Inspired by this notorious true crime, Edgar®-winning author Megan Abbott’s novel Bury Me Deep is the story of Marion Seeley, a young woman abandoned in Phoenix by her doctor husband. At the medical clinic where she finds a job, Marion becomes fast friends with Louise, a vivacious nurse, and her roommate, Ginny, a tubercular blonde. Before long, the demure Marion is swept up in the exuberant life of the girls, who supplement their scant income by entertaining the town’s most powerful men with wild parties. At one of these events, Marion meets—and falls hard for—the charming Joe Lanigan, a local rogue and politician on the rise, whose ties to all three women bring events to a dangerous collision.
A story born of Jazz Age decadence and Depression-era desperation, Bury Me Deep—with its hothouse of jealousy, illicit sex and shifting loyalties—is a timeless portrait of the dark side of desire and the glimmer of redemption.
Inspired by fifty years of Cuban literary noir, from Cold Tales by Virgilio Piñera to Reinaldo Arenas’ Before Night Falls, Robert Arellano’s Havana Lunar intertwines an insider testimony on the collapse of socialist Cuba with a psychological mystery.

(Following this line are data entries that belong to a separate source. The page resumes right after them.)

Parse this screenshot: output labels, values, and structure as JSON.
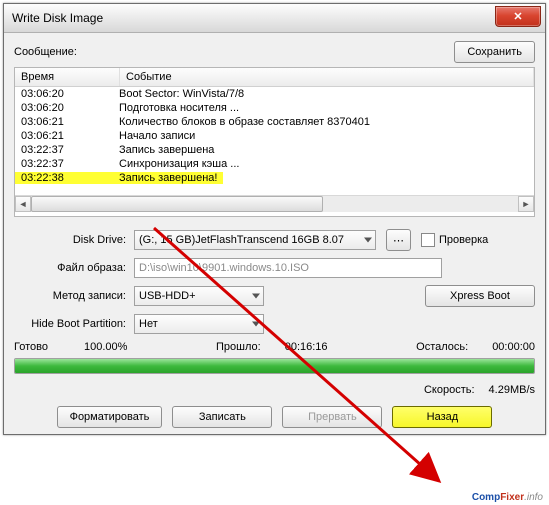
{
  "window": {
    "title": "Write Disk Image"
  },
  "labels": {
    "message": "Сообщение:",
    "save": "Сохранить",
    "col_time": "Время",
    "col_event": "Событие",
    "disk_drive": "Disk Drive:",
    "verify": "Проверка",
    "image_file": "Файл образа:",
    "write_method": "Метод записи:",
    "xpress_boot": "Xpress Boot",
    "hide_boot": "Hide Boot Partition:",
    "ready": "Готово",
    "elapsed": "Прошло:",
    "remain": "Осталось:",
    "speed": "Скорость:",
    "format": "Форматировать",
    "write": "Записать",
    "abort": "Прервать",
    "back": "Назад"
  },
  "log": [
    {
      "time": "03:06:20",
      "event": "Boot Sector: WinVista/7/8"
    },
    {
      "time": "03:06:20",
      "event": "Подготовка носителя ..."
    },
    {
      "time": "03:06:21",
      "event": "Количество блоков в образе составляет 8370401"
    },
    {
      "time": "03:06:21",
      "event": "Начало записи"
    },
    {
      "time": "03:22:37",
      "event": "Запись завершена"
    },
    {
      "time": "03:22:37",
      "event": "Синхронизация кэша ..."
    },
    {
      "time": "03:22:38",
      "event": "Запись завершена!",
      "highlight": true
    }
  ],
  "form": {
    "disk_drive_value": "(G:, 15 GB)JetFlashTranscend 16GB  8.07",
    "image_file_value": "D:\\iso\\win10\\9901.windows.10.ISO",
    "write_method_value": "USB-HDD+",
    "hide_boot_value": "Нет"
  },
  "status": {
    "percent": "100.00%",
    "elapsed": "00:16:16",
    "remain": "00:00:00",
    "speed": "4.29MB/s"
  },
  "watermark": {
    "a": "Comp",
    "b": "Fixer",
    "c": ".info"
  }
}
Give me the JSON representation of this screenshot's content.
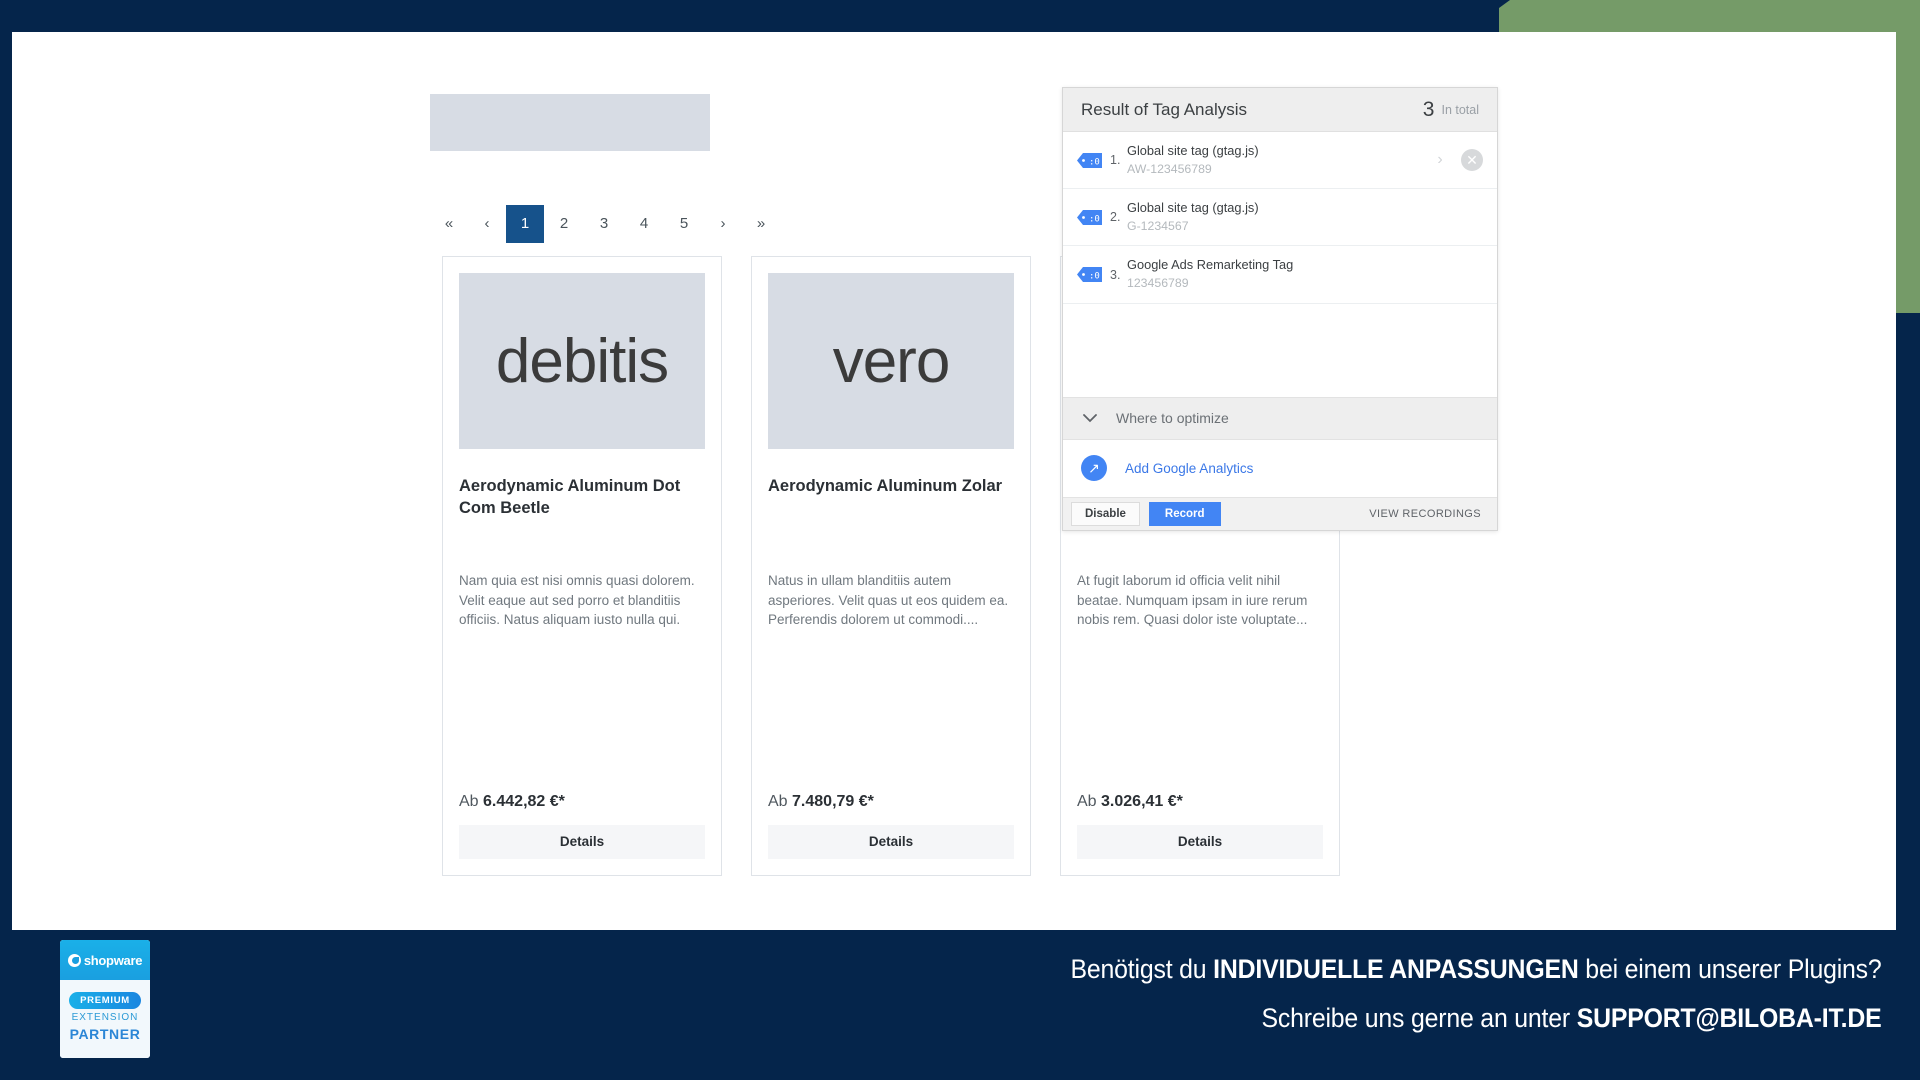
{
  "theme": {
    "frame_dark": "#05254b",
    "frame_green": "#759b68",
    "accent_blue": "#16528b",
    "google_blue": "#4285f4"
  },
  "pagination": {
    "first_label": "«",
    "prev_label": "‹",
    "next_label": "›",
    "last_label": "»",
    "pages": [
      "1",
      "2",
      "3",
      "4",
      "5"
    ],
    "active_page": "1"
  },
  "products": [
    {
      "image_text": "debitis",
      "title": "Aerodynamic Aluminum Dot Com Beetle",
      "description": "Nam quia est nisi omnis quasi dolorem. Velit eaque aut sed porro et blanditiis officiis. Natus aliquam iusto nulla qui.",
      "price_prefix": "Ab",
      "price": "6.442,82 €*",
      "details_label": "Details"
    },
    {
      "image_text": "vero",
      "title": "Aerodynamic Aluminum Zolar",
      "description": "Natus in ullam blanditiis autem asperiores. Velit quas ut eos quidem ea. Perferendis dolorem ut commodi....",
      "price_prefix": "Ab",
      "price": "7.480,79 €*",
      "details_label": "Details"
    },
    {
      "image_text": "",
      "title": "",
      "description": "At fugit laborum id officia velit nihil beatae. Numquam ipsam in iure rerum nobis rem. Quasi dolor iste voluptate...",
      "price_prefix": "Ab",
      "price": "3.026,41 €*",
      "details_label": "Details"
    }
  ],
  "tag_panel": {
    "title": "Result of Tag Analysis",
    "count": "3",
    "count_label": "In total",
    "rows": [
      {
        "index": "1.",
        "name": "Global site tag (gtag.js)",
        "id": "AW-123456789",
        "icon": "tag-icon",
        "has_actions": true
      },
      {
        "index": "2.",
        "name": "Global site tag (gtag.js)",
        "id": "G-1234567",
        "icon": "tag-icon",
        "has_actions": false
      },
      {
        "index": "3.",
        "name": "Google Ads Remarketing Tag",
        "id": "123456789",
        "icon": "tag-icon",
        "has_actions": false
      }
    ],
    "chevron_label": "›",
    "close_label": "✕",
    "optimize": {
      "chevron": "⌄",
      "label": "Where to optimize"
    },
    "action": {
      "icon_glyph": "↗",
      "label": "Add Google Analytics"
    },
    "footer": {
      "disable_label": "Disable",
      "record_label": "Record",
      "view_recordings_label": "VIEW RECORDINGS"
    }
  },
  "banner": {
    "badge": {
      "brand": "shopware",
      "premium": "PREMIUM",
      "extension": "EXTENSION",
      "partner": "PARTNER"
    },
    "line1_pre": "Benötigst du ",
    "line1_bold": "INDIVIDUELLE ANPASSUNGEN",
    "line1_post": " bei einem unserer Plugins?",
    "line2_pre": "Schreibe uns gerne an unter ",
    "line2_bold": "SUPPORT@BILOBA-IT.DE"
  }
}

Ethelred Tressider is a mystery writer with problems, not the least of which is his incurably nosy, chocolate-chomping agent, who couldn’t give two toffees for mystery novels. She does, however, have a passion for real-life mysteries, and that passion gets stirred up when Ethelred’s ex-wife goes missing and Ethelred—none too tightly wound at the best of times—starts behaving in an extremely peculiar fashion.

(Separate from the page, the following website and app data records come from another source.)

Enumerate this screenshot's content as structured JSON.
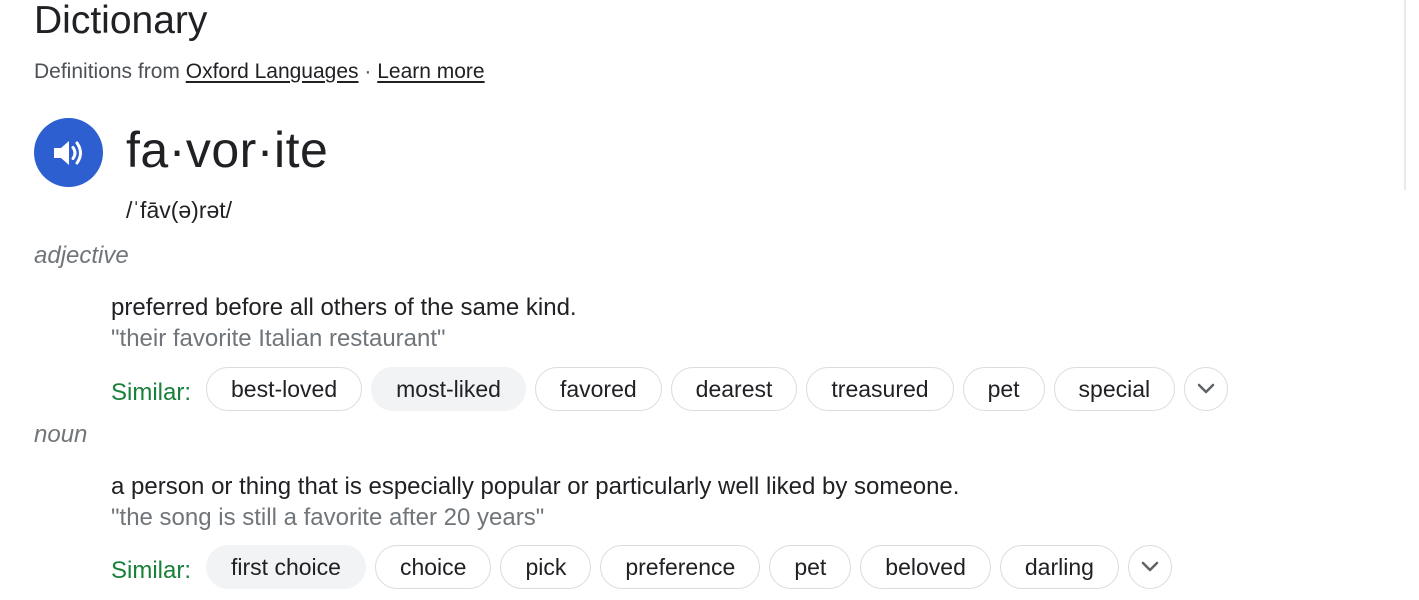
{
  "header": {
    "title": "Dictionary",
    "source_prefix": "Definitions from",
    "source_link": "Oxford Languages",
    "separator": "·",
    "learn_more": "Learn more"
  },
  "entry": {
    "headword": "fa·vor·ite",
    "phonetic": "/ˈfāv(ə)rət/",
    "speaker_icon": "speaker-icon"
  },
  "senses": [
    {
      "part_of_speech": "adjective",
      "definition": "preferred before all others of the same kind.",
      "example": "\"their favorite Italian restaurant\"",
      "similar_label": "Similar:",
      "similar": [
        "best-loved",
        "most-liked",
        "favored",
        "dearest",
        "treasured",
        "pet",
        "special"
      ]
    },
    {
      "part_of_speech": "noun",
      "definition": "a person or thing that is especially popular or particularly well liked by someone.",
      "example": "\"the song is still a favorite after 20 years\"",
      "similar_label": "Similar:",
      "similar": [
        "first choice",
        "choice",
        "pick",
        "preference",
        "pet",
        "beloved",
        "darling"
      ]
    }
  ],
  "colors": {
    "accent_blue": "#2e5fd0",
    "similar_green": "#188038",
    "muted_gray": "#70757a",
    "chip_border": "#dadce0",
    "chip_shaded": "#f1f3f4"
  }
}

The Lord God Bird is a startling novella filled with dark images of America in the South in 1949. Jake Hamrick, a 19-year-old who has been obsessed since childhood with the Ivory-billed Woodpecker, a bird that is on the verge of extinction, leaves Illinois for Louisiana to find the creature, accompanied by Robin, his tiny girlfriend. They search in the bayous where the bird was last reported, and Robin, as obsessed as Jake, dresses like the bird, smearing her naked body with white clay, wearing a cloak of black crow feathers, her hair in a red crest. She is discovered by local hunters and Robin and Jake are pursued deep into the bayous, where they are harbored by Robert, an ancient black man. It is a cinematic novella of obsession, passion, violence, love and loss that you won’t forget.